WHAT IS BEING ASKED: Every line with the word "selected" in it should be extracted from the data that follows.

(Page and application data records)
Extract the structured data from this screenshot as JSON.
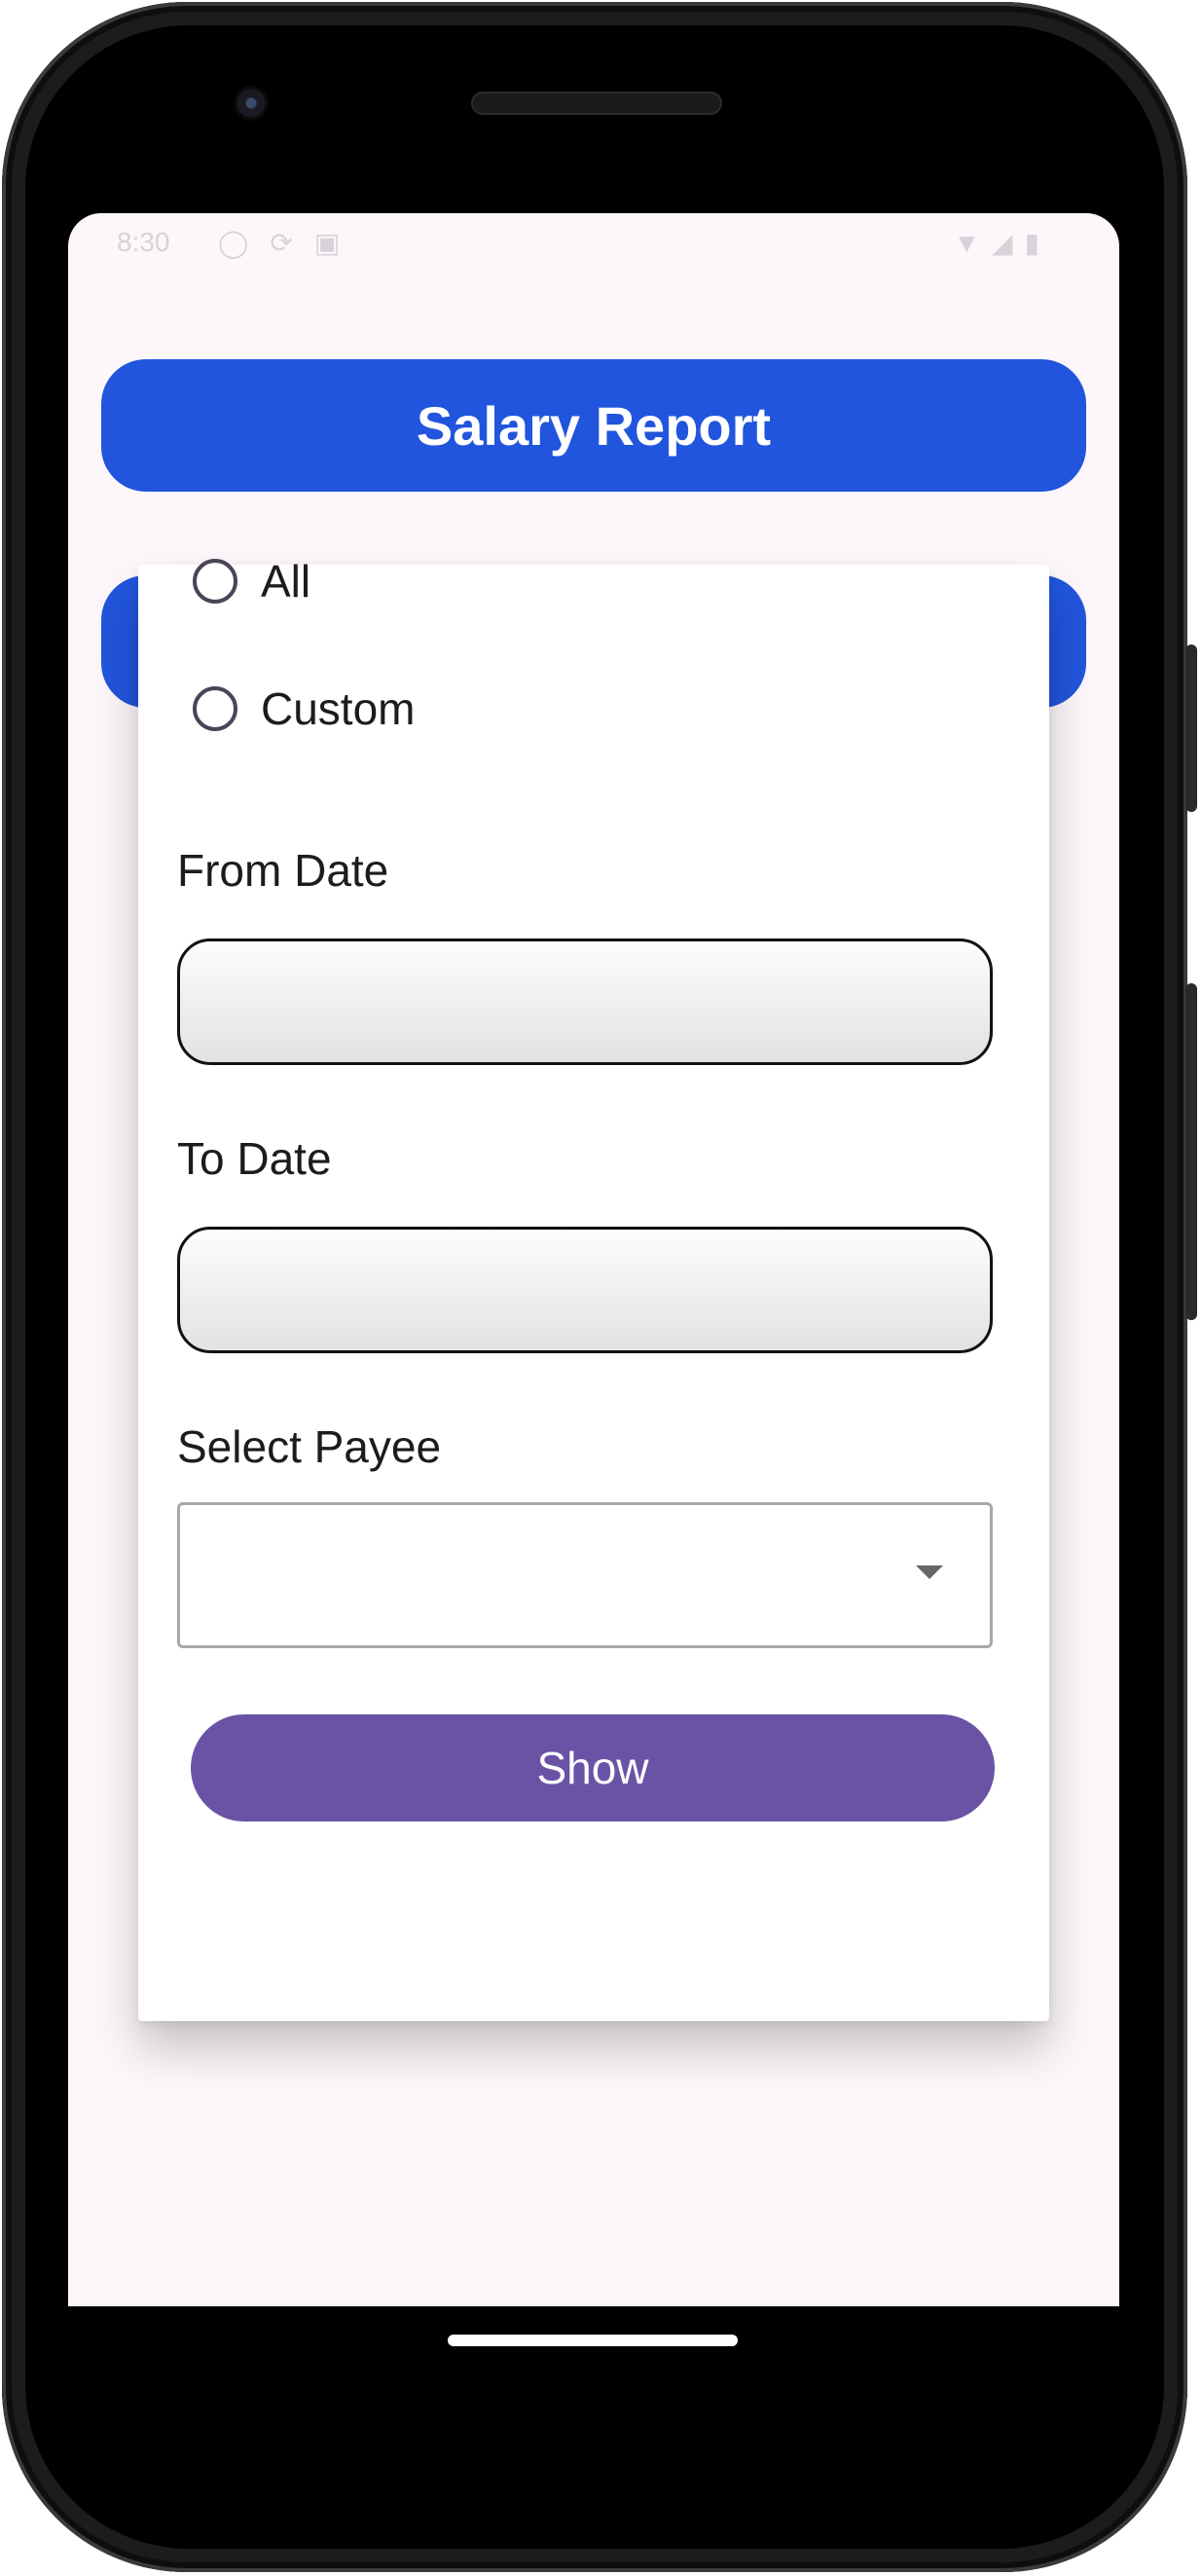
{
  "status_bar": {
    "time": "8:30",
    "left_icons": [
      "shield-icon",
      "sync-icon",
      "sim-icon"
    ],
    "right_icons": [
      "wifi-icon",
      "signal-icon",
      "battery-icon"
    ]
  },
  "header": {
    "title_button_label": "Salary Report"
  },
  "dialog": {
    "radio_options": [
      {
        "label": "All",
        "selected": false
      },
      {
        "label": "Custom",
        "selected": false
      }
    ],
    "from_date": {
      "label": "From Date",
      "value": ""
    },
    "to_date": {
      "label": "To Date",
      "value": ""
    },
    "payee": {
      "label": "Select Payee",
      "selected": ""
    },
    "show_button_label": "Show"
  },
  "colors": {
    "primary_blue": "#2255DD",
    "show_purple": "#6A52A5",
    "screen_background": "#FDF7FB"
  }
}
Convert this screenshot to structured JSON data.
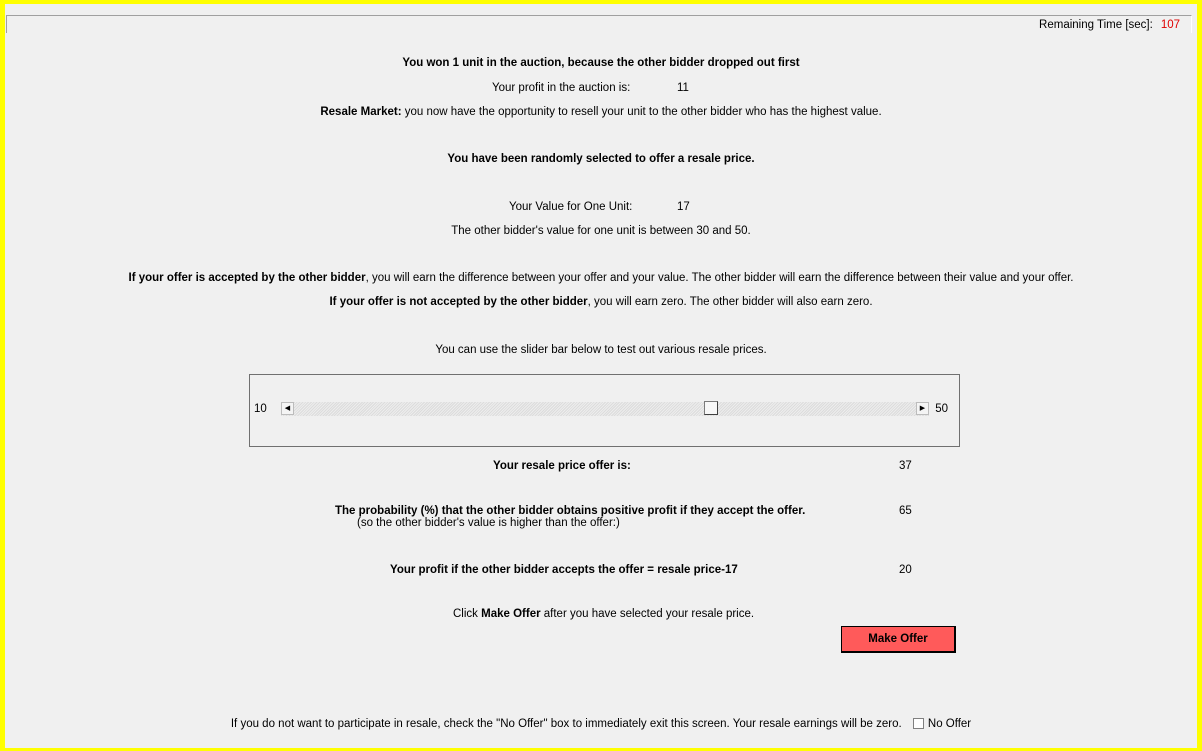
{
  "timer": {
    "label": "Remaining Time [sec]:",
    "value": "107"
  },
  "auction": {
    "won_text": "You won 1 unit in the auction, because the other bidder dropped out first",
    "profit_label": "Your profit in the auction is:",
    "profit_value": "11"
  },
  "resale": {
    "intro_bold": "Resale Market:",
    "intro_rest": " you now have the opportunity to resell your unit to the other bidder who has the highest value.",
    "selected_text": "You have been randomly selected to offer a resale price."
  },
  "values": {
    "own_label": "Your Value for One Unit:",
    "own_value": "17",
    "other_range_text": "The other bidder's value for one unit is between 30 and 50."
  },
  "rules": {
    "accepted_bold": "If your offer is accepted by the other bidder",
    "accepted_rest": ", you will earn the difference between your offer and your value. The other bidder will earn the difference between their value and your offer.",
    "not_accepted_bold": "If your offer is not accepted by the other bidder",
    "not_accepted_rest": ", you will earn zero. The other bidder will also earn zero."
  },
  "slider": {
    "hint": "You can use the slider bar below to test out various resale prices.",
    "min_label": "10",
    "max_label": "50",
    "min": 10,
    "max": 50,
    "value": 37
  },
  "results": {
    "offer_label": "Your resale price offer is:",
    "offer_value": "37",
    "prob_label": "The probability (%) that the other bidder obtains positive profit if they accept the offer.",
    "prob_sub": "(so the other bidder's value is higher than the offer:)",
    "prob_value": "65",
    "profit_label": "Your profit if the other bidder accepts the offer = resale price-17",
    "profit_value": "20"
  },
  "instructions": {
    "click_pre": "Click ",
    "click_bold": "Make Offer",
    "click_post": " after you have selected your resale price."
  },
  "buttons": {
    "make_offer": "Make Offer"
  },
  "no_offer": {
    "text": "If you do not want to participate in resale, check the \"No Offer\" box to immediately exit this screen. Your resale earnings will be zero.",
    "checkbox_label": "No Offer",
    "checked": false
  },
  "colors": {
    "frame": "#ffff00",
    "button": "#ff5a5a",
    "timer_value": "#e00000"
  }
}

EXERCISE SOLUTION:
        "selected": false
        "selected": false
      "selected": ""
    "selected_text": "You have been randomly selected to offer a resale price."
    "click_post": " after you have selected your resale price."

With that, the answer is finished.